7 days only. Enjoy 15% OFF all orders* with code: WBWComfort. Shop now »

How I Learned to Stop Worrying and Love the Boob

When I was pregnant with my first child, I found it amusing that people asked me if I planned to breastfeed. I was amused not because I thought they were being nosy or inappropriate or awkward but rather because I felt, "why wouldn't you breastfeed?" I'm pretty sure that because I had this stance because I was breastfed myself. In fact, both my brother and I were breastfed and past 12 months -- I gave it up around 18 months while my mom weaned my brother when he was over 2 because she felt he was getting too old. Though I didn't have any recollection of breastfeeding, my mother always spoke so fondly of it. And perhaps because I grew up in a breastfeeding family, I never gave breastfeeding much thought prior to my daughter being born.

Since the year in high school that I was a beautiful and perky C cup, I'd had had to deal with very large breasts that caused me a great deal of annoyance and attracted way too much attention. It's one thing for your boyfriend or husband to appreciate your buxomness but I didn't care for the "compliments" or leering from men on the street.

Of course, this was all ironic because until the summer between 9th and 10th grade, I had no chest to speak of. My flat chest was the joke of the school bus, my friends, my family. I was tiny, skinny, had braces on my big hippo teeth and red Sally Jesse Rafael glasses. It didn't help that I was very smart and kind of dorky. I did not need the flat chest on top of that. But the summer of 1995, I must have drank the special puberty water because I came home needing a bra and then a bigger one and a bigger one. The braces came off, I got less dorky glasses and lo and behold, the boys came calling. Unfortunately, while the rest of me stayed small, my breasts kept growing and growing.

Dressing became very difficult. Though I'm petite (5'3") and wear a medium in clothes, I had to wear large or extra-large tops. I could never wear button-down shirts and forget about dresses unless they were knit. Baby doll dresses and tunics made me look pregnant. All of this is depressing when you're young and have a cute little figure that you should otherwise be able to take advantage of if it were not for your chest. Fortunately, I never experienced severe back pain that I've heard many women had. My pain was more emotional.

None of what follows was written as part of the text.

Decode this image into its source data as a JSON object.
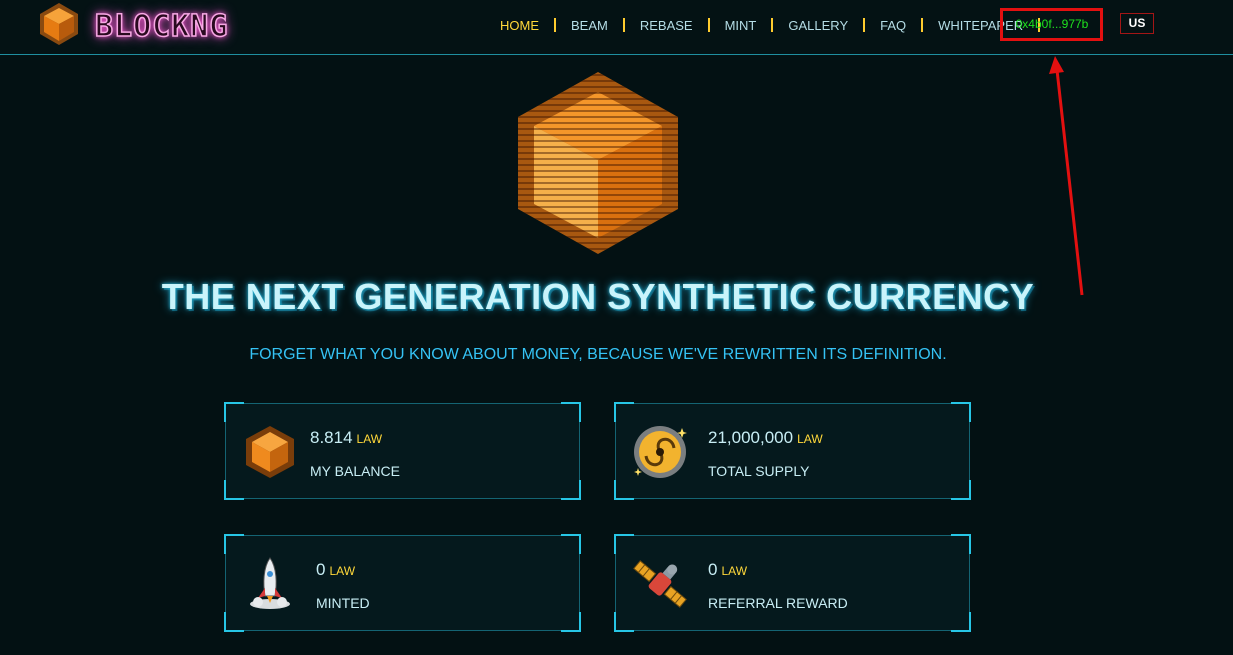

I hated my breasts so much that I considered getting a breast reduction. I had a consultation with a top plastic surgeon. Not even my then-boyfriend's begging me not to or my mother telling me that I might not be able to breastfeed persuaded me to hold off on the surgery. I was 23 and even though I had a boyfriend, I was never going to marry him. Motherhood was more than a long way off; it was more of an impossibility to me. Though I knew breastfeeding was how you fed babies and in my 23 year old naivete, I didn't know about alternatives for breastfeeding, I hated my breasts so much I wanted them gone. But the reality of having to fund the $10,000 fee for the surgery overtook my misery. So I never had the surgery.

So how did I react when people asked if I was going to breastfeed? I always answered, "That's what they're there for, aren't they?" referring to my double Ds. I had hated my breasts for almost half of my life but I was finally in a position to do something good with them! I was going to make the best out of this so-called blessing. If they were going to be that big, I was going to put them to work!

I'm so glad I never got the reduction because it most likely have made breastfeeding extremely difficult and I never would have had the experience I've had.